More web programming languages have become popular in the last 15 years but Shopify still uses Rails at the core although it has significantly improved the way it handles data and keeps over 820,000 online shops running smoothly. The company’s approach gives it a competitive edge.
Built to scale
Shopify, like most companies and even humans had to learn from its mistakes to grow at a massive scale.
By 2014, Shopify was overwhelmed by so much data. As a solution, the company split up its core database that compares to a giant and overflowing warehouse into partitions, like a series of storage spaces rather than one large warehouse.
Unfortunately, according to Shopify Production Engineer Kir Shatrov, the solution introduced an entirely new problem.
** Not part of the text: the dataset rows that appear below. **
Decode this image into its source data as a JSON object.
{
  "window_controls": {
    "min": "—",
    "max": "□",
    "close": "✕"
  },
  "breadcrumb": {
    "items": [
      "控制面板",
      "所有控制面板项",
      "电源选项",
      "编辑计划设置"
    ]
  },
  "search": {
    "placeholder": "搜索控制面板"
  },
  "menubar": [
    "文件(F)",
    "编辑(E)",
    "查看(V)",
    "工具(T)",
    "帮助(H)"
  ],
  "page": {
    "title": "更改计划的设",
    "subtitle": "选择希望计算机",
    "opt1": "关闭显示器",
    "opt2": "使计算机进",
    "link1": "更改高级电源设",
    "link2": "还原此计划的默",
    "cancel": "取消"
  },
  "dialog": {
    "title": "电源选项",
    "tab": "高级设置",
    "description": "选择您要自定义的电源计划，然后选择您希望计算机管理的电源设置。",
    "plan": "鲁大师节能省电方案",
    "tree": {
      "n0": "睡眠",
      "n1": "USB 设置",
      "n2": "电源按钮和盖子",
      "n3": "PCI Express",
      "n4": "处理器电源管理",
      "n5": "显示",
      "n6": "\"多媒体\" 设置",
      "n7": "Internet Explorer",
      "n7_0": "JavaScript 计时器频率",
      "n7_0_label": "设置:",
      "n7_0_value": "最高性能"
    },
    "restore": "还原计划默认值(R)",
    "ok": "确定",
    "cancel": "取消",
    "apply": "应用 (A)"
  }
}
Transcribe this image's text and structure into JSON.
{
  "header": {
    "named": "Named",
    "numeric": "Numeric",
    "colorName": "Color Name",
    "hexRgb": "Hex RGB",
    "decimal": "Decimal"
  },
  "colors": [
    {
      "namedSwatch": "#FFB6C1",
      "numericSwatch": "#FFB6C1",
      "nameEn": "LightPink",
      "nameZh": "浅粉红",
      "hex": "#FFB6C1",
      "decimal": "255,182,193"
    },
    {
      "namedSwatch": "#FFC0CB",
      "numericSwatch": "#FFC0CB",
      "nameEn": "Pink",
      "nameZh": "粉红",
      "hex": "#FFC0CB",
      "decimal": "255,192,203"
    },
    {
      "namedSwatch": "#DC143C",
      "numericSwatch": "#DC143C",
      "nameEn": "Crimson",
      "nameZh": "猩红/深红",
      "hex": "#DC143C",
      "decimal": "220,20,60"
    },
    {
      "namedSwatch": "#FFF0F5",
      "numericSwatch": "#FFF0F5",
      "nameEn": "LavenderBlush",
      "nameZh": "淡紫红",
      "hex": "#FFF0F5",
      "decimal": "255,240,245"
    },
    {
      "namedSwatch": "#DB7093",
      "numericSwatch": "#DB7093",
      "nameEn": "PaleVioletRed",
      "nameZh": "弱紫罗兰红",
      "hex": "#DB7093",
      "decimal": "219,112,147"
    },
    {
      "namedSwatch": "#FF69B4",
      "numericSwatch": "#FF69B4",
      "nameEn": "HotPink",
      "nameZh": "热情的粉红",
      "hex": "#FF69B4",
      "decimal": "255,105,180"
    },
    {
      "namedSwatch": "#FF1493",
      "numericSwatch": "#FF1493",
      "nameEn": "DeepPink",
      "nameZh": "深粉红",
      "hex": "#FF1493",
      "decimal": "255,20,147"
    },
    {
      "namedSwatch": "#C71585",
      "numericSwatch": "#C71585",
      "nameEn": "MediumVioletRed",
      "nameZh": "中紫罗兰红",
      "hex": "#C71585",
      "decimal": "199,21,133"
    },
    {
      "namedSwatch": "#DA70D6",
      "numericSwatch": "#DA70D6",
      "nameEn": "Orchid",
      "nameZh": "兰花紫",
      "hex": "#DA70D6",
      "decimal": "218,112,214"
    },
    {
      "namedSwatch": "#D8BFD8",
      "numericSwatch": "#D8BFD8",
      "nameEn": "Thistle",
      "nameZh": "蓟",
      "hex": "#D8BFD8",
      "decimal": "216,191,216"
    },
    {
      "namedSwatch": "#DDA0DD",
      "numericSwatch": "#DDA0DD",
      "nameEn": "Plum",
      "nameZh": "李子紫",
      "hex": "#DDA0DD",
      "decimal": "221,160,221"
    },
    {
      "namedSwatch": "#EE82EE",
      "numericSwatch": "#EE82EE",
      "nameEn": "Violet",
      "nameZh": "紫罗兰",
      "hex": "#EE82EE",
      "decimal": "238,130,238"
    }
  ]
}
Instead of one MySQL database making requests of the rest of the infrastructure, it became multiples of mini databases which proved to be too much to bear.
Now, the company uses containers from Docker and Kubernetes to pull together “pods” of compute, storage, memory, and more representing a “full instance of Shopify with its own datastores,” Shatrov writes. The company uses the Google Kubernetes Engine to create and orchestrate its pods.
Is Shopify’s advantage is fading
Many had doubted Shopify’s ability to keep attracting merchants with more competition from Instagram and others.
Did the store expansion slow significantly? On Black Friday weekend in 2017, Shopify served a record of more than half a million merchants. Less than two years later, there are over 820,000 Shopify merchants. If Instagram is truly taking business away from Shopify, it won’t be serving 1 million merchants by 2019.
It looks like Shopify will pass 1.1 million merchants, and maybe more. Careful investments in its tech infrastructure over the last five years have allowed Shopify to position itself as the small business e-commerce platform that can scale up with successful businesses as they grow. Amazon introduced AWS for similar reasons.
Among small businesses, there are many that need the sort of scale that so far, only Shopify can offer.